Records to use
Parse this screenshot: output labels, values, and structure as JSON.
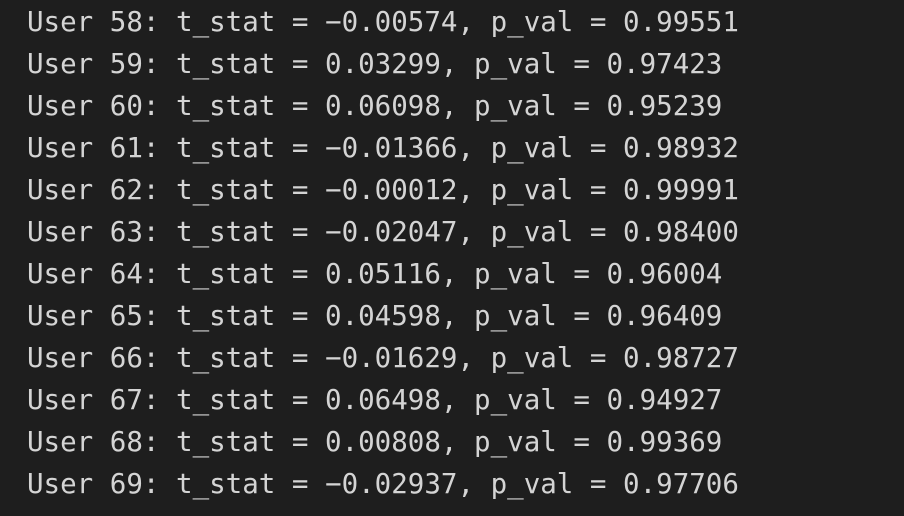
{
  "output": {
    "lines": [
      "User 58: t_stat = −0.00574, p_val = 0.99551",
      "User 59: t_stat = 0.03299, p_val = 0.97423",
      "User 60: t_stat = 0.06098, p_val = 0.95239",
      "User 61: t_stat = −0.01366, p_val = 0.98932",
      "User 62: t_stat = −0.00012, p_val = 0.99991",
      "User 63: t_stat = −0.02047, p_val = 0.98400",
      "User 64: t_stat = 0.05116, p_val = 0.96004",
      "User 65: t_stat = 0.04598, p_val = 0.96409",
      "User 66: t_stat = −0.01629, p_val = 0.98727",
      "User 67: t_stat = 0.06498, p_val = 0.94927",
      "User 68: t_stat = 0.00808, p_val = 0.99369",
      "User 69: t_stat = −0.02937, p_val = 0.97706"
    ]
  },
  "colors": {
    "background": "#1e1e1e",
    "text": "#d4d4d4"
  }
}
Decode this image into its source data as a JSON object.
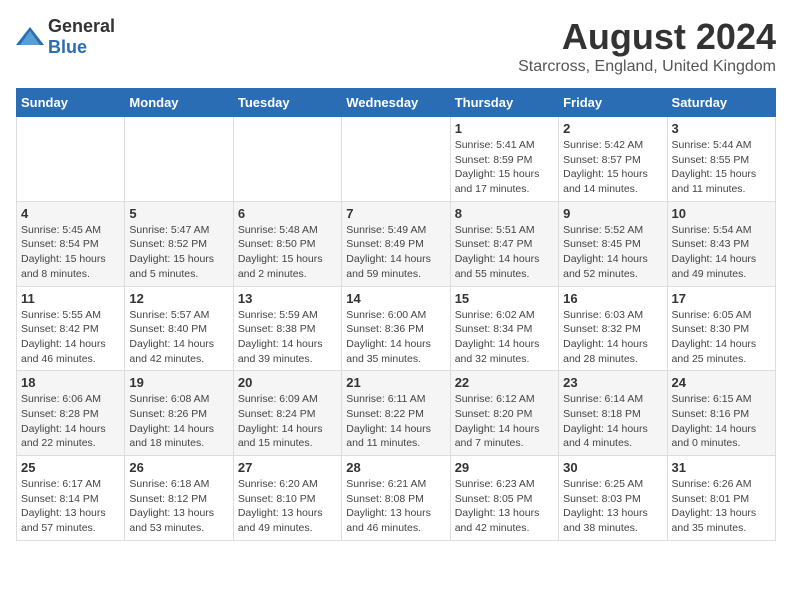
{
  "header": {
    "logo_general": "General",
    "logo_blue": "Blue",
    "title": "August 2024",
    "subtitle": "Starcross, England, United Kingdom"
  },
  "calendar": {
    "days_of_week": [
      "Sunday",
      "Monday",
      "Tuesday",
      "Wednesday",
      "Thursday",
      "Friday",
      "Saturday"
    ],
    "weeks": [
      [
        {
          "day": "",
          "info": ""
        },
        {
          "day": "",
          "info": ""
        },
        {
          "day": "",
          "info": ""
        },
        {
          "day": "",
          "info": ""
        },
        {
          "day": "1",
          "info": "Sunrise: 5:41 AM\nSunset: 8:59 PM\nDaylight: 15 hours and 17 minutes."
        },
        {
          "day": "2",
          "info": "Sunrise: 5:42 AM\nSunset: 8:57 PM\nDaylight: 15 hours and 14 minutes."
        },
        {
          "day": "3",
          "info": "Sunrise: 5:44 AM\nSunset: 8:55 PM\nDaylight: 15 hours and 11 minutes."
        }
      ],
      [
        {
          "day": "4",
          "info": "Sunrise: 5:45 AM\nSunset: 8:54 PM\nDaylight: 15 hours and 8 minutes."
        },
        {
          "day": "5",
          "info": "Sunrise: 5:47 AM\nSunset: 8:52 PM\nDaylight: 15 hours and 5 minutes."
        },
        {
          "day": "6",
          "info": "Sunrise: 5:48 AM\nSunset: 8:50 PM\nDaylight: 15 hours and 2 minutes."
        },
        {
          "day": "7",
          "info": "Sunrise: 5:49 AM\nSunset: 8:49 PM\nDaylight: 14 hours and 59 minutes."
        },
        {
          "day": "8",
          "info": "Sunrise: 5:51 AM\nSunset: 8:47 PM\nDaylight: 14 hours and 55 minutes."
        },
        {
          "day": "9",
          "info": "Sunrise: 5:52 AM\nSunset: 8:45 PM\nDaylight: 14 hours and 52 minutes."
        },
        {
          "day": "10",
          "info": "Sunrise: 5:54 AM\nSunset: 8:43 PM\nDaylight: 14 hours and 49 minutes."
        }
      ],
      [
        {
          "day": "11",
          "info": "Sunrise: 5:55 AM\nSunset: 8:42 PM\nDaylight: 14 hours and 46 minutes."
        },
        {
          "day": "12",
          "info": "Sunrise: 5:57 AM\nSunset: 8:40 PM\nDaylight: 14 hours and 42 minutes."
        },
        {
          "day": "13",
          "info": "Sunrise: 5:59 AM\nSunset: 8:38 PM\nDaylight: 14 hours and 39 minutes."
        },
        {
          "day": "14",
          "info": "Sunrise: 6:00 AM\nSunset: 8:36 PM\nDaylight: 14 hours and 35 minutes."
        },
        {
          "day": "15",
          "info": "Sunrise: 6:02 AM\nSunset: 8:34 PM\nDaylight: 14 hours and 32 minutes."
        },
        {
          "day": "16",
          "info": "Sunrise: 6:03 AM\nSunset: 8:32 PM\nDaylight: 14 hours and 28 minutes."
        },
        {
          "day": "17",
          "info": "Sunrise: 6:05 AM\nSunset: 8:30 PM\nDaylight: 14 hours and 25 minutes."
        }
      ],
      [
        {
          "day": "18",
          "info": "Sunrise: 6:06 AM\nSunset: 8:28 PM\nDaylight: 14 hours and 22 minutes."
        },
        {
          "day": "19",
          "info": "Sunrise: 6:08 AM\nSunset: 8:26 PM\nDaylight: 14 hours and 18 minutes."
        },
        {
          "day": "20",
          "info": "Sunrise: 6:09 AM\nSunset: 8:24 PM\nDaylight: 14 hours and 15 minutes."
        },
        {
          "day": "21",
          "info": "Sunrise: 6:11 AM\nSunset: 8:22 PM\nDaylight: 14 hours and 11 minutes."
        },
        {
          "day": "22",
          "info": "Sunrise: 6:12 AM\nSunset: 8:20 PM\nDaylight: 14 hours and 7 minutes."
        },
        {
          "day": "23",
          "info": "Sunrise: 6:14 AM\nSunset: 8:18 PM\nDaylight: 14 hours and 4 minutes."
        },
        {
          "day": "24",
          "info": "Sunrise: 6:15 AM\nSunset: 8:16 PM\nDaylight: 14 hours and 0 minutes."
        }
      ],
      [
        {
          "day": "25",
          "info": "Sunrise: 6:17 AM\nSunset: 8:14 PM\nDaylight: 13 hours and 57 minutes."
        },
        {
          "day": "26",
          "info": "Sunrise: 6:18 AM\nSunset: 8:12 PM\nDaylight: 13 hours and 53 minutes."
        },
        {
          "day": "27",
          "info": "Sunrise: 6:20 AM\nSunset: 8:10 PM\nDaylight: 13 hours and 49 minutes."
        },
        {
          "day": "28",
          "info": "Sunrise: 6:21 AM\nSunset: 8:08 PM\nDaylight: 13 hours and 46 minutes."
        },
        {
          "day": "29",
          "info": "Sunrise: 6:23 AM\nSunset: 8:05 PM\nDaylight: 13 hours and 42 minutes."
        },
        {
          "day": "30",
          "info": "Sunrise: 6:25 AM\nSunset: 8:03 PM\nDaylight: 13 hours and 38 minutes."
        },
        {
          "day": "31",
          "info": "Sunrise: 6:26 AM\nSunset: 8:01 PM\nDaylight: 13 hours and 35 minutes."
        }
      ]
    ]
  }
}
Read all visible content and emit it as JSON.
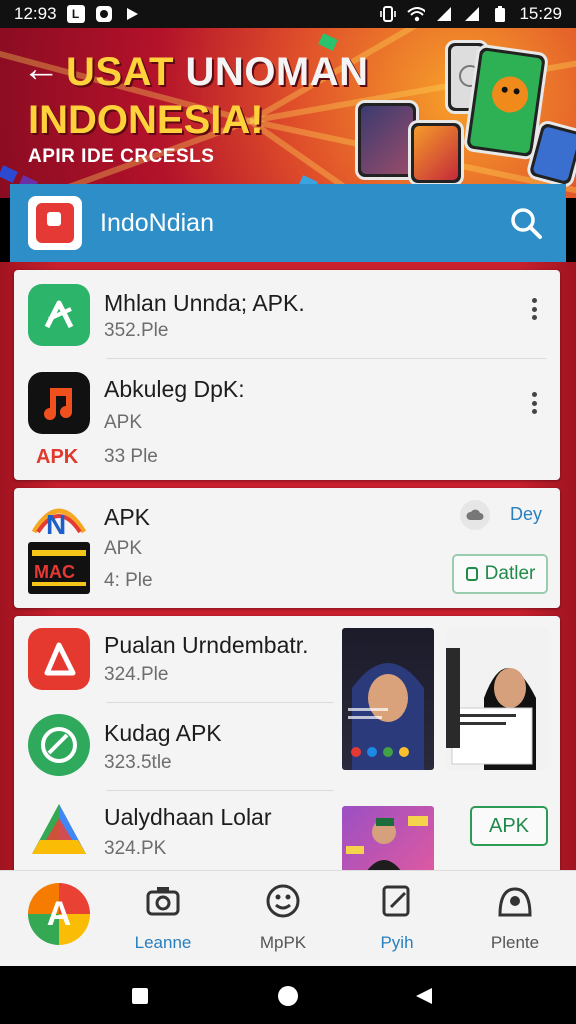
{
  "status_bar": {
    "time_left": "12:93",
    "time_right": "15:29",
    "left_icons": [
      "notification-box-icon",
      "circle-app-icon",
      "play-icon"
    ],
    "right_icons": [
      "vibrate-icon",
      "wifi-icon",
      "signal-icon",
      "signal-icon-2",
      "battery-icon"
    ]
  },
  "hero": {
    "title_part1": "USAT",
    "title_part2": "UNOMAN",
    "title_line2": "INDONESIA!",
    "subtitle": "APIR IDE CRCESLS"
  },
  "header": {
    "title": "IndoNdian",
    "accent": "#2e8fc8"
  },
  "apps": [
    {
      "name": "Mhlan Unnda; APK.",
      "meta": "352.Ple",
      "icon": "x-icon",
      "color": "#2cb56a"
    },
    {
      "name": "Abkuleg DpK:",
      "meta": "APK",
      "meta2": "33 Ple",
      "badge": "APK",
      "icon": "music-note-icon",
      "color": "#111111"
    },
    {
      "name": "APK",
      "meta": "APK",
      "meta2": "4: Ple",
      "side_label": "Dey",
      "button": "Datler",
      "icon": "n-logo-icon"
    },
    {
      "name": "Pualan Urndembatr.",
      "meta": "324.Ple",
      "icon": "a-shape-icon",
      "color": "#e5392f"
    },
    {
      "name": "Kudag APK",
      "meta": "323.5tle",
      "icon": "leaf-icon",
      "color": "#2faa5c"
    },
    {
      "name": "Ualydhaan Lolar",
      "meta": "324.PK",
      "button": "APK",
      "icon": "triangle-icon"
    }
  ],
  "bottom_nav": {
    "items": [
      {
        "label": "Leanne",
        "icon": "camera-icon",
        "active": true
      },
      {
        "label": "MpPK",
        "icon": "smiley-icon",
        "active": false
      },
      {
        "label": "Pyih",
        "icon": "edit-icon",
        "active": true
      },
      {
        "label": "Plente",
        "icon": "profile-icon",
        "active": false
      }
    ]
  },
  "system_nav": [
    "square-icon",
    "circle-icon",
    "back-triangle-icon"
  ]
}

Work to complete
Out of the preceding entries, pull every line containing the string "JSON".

Completed task
Parse this screenshot: output labels, values, and structure as JSON.
Decode this image into its source data as a JSON object.
Read all visible content and emit it as JSON.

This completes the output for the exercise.